*** Opening DATA FOR REVIEW ***

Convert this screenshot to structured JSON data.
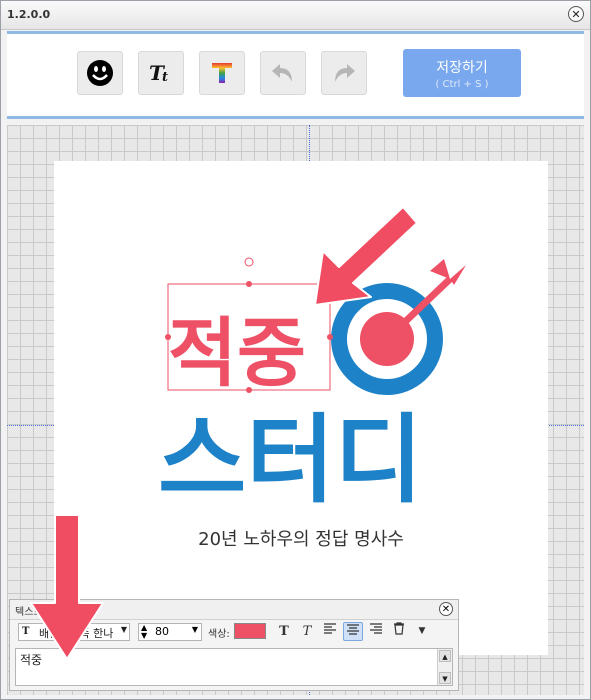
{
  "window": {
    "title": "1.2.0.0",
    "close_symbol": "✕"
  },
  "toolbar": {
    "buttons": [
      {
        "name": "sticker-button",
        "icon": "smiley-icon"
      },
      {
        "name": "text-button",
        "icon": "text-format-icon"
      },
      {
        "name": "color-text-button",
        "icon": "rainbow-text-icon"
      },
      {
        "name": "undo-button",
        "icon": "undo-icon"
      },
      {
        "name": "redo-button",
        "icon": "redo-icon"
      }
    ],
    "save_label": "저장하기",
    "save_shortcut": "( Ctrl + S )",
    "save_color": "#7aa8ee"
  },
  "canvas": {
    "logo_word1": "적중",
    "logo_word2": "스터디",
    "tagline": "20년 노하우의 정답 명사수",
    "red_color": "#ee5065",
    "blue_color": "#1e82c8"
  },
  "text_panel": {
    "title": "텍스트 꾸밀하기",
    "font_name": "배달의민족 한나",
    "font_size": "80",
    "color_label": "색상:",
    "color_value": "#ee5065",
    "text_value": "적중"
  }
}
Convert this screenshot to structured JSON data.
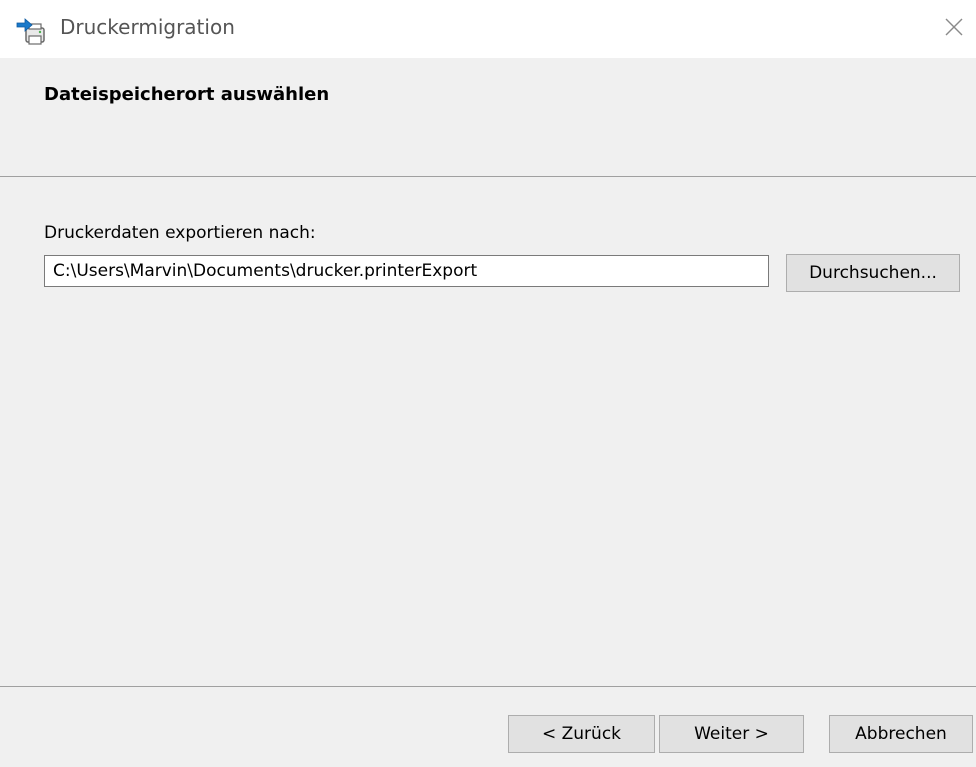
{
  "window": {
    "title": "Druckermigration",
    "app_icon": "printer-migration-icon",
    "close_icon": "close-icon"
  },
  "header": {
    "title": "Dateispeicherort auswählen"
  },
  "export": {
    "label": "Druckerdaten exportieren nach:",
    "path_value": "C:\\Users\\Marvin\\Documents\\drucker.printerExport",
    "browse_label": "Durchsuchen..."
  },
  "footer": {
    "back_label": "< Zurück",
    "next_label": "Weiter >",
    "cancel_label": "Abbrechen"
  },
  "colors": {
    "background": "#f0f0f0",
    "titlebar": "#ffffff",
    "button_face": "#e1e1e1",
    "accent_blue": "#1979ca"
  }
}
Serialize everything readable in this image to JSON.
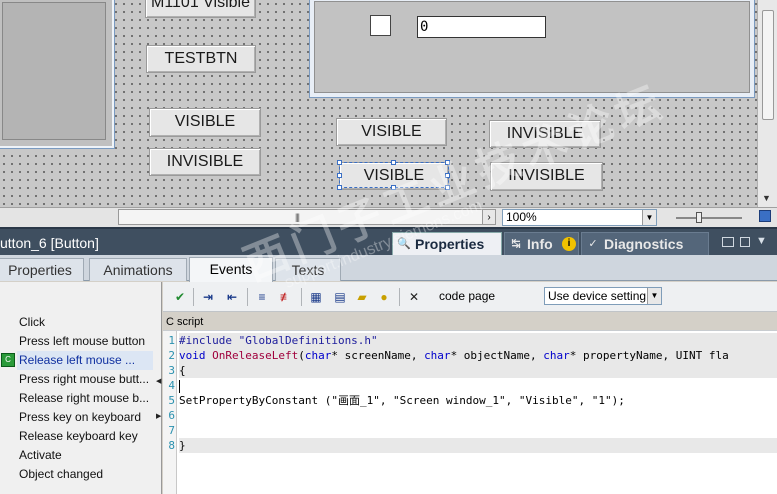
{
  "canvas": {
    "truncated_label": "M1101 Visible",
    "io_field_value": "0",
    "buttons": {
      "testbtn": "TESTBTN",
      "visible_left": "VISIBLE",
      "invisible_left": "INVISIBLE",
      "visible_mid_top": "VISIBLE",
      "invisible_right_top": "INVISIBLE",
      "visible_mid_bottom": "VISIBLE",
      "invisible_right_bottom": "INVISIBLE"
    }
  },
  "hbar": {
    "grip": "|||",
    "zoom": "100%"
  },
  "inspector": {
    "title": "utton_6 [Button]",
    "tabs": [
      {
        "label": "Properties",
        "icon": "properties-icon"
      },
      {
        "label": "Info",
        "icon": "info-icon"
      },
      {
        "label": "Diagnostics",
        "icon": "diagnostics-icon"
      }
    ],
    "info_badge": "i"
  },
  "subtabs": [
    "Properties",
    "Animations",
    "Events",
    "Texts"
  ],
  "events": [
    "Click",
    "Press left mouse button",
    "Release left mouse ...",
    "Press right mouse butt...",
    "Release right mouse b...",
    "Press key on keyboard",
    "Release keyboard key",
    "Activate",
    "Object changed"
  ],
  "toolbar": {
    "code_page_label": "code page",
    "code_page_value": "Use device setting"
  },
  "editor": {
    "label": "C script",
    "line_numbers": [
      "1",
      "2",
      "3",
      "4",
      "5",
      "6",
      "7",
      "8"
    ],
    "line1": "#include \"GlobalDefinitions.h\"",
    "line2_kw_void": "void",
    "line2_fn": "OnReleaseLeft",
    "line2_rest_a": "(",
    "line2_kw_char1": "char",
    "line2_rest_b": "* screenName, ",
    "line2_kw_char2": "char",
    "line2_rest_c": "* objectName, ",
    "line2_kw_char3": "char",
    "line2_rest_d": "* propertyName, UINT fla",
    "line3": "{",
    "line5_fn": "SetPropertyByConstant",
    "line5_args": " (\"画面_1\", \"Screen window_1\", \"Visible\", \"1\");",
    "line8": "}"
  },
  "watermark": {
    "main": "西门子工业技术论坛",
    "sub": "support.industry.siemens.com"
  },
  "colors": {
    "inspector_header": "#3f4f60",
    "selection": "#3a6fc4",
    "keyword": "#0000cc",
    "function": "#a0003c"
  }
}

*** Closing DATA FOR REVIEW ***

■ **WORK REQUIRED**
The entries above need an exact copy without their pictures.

■ **TASK SOLUTION**
Convert this screenshot to structured JSON data.
{
  "window": {
    "title": "1.2.0.0",
    "close_symbol": "✕"
  },
  "toolbar": {
    "buttons": [
      {
        "name": "sticker-button",
        "icon": "smiley-icon"
      },
      {
        "name": "text-button",
        "icon": "text-format-icon"
      },
      {
        "name": "color-text-button",
        "icon": "rainbow-text-icon"
      },
      {
        "name": "undo-button",
        "icon": "undo-icon"
      },
      {
        "name": "redo-button",
        "icon": "redo-icon"
      }
    ],
    "save_label": "저장하기",
    "save_shortcut": "( Ctrl + S )",
    "save_color": "#7aa8ee"
  },
  "canvas": {
    "logo_word1": "적중",
    "logo_word2": "스터디",
    "tagline": "20년 노하우의 정답 명사수",
    "red_color": "#ee5065",
    "blue_color": "#1e82c8"
  },
  "text_panel": {
    "title": "텍스트 꾸밀하기",
    "font_name": "배달의민족 한나",
    "font_size": "80",
    "color_label": "색상:",
    "color_value": "#ee5065",
    "text_value": "적중"
  }
}
Convert this screenshot to structured JSON data.
{
  "window": {
    "title": "Druckermigration",
    "app_icon": "printer-migration-icon",
    "close_icon": "close-icon"
  },
  "header": {
    "title": "Dateispeicherort auswählen"
  },
  "export": {
    "label": "Druckerdaten exportieren nach:",
    "path_value": "C:\\Users\\Marvin\\Documents\\drucker.printerExport",
    "browse_label": "Durchsuchen..."
  },
  "footer": {
    "back_label": "< Zurück",
    "next_label": "Weiter >",
    "cancel_label": "Abbrechen"
  },
  "colors": {
    "background": "#f0f0f0",
    "titlebar": "#ffffff",
    "button_face": "#e1e1e1",
    "accent_blue": "#1979ca"
  }
}
Serialize everything readable in this image to JSON.
{
  "canvas": {
    "truncated_label": "M1101 Visible",
    "io_field_value": "0",
    "buttons": {
      "testbtn": "TESTBTN",
      "visible_left": "VISIBLE",
      "invisible_left": "INVISIBLE",
      "visible_mid_top": "VISIBLE",
      "invisible_right_top": "INVISIBLE",
      "visible_mid_bottom": "VISIBLE",
      "invisible_right_bottom": "INVISIBLE"
    }
  },
  "hbar": {
    "grip": "|||",
    "zoom": "100%"
  },
  "inspector": {
    "title": "utton_6 [Button]",
    "tabs": [
      {
        "label": "Properties",
        "icon": "properties-icon"
      },
      {
        "label": "Info",
        "icon": "info-icon"
      },
      {
        "label": "Diagnostics",
        "icon": "diagnostics-icon"
      }
    ],
    "info_badge": "i"
  },
  "subtabs": [
    "Properties",
    "Animations",
    "Events",
    "Texts"
  ],
  "events": [
    "Click",
    "Press left mouse button",
    "Release left mouse ...",
    "Press right mouse butt...",
    "Release right mouse b...",
    "Press key on keyboard",
    "Release keyboard key",
    "Activate",
    "Object changed"
  ],
  "toolbar": {
    "code_page_label": "code page",
    "code_page_value": "Use device setting"
  },
  "editor": {
    "label": "C script",
    "line_numbers": [
      "1",
      "2",
      "3",
      "4",
      "5",
      "6",
      "7",
      "8"
    ],
    "line1": "#include \"GlobalDefinitions.h\"",
    "line2_kw_void": "void",
    "line2_fn": "OnReleaseLeft",
    "line2_rest_a": "(",
    "line2_kw_char1": "char",
    "line2_rest_b": "* screenName, ",
    "line2_kw_char2": "char",
    "line2_rest_c": "* objectName, ",
    "line2_kw_char3": "char",
    "line2_rest_d": "* propertyName, UINT fla",
    "line3": "{",
    "line5_fn": "SetPropertyByConstant",
    "line5_args": " (\"画面_1\", \"Screen window_1\", \"Visible\", \"1\");",
    "line8": "}"
  },
  "watermark": {
    "main": "西门子工业技术论坛",
    "sub": "support.industry.siemens.com"
  },
  "colors": {
    "inspector_header": "#3f4f60",
    "selection": "#3a6fc4",
    "keyword": "#0000cc",
    "function": "#a0003c"
  }
}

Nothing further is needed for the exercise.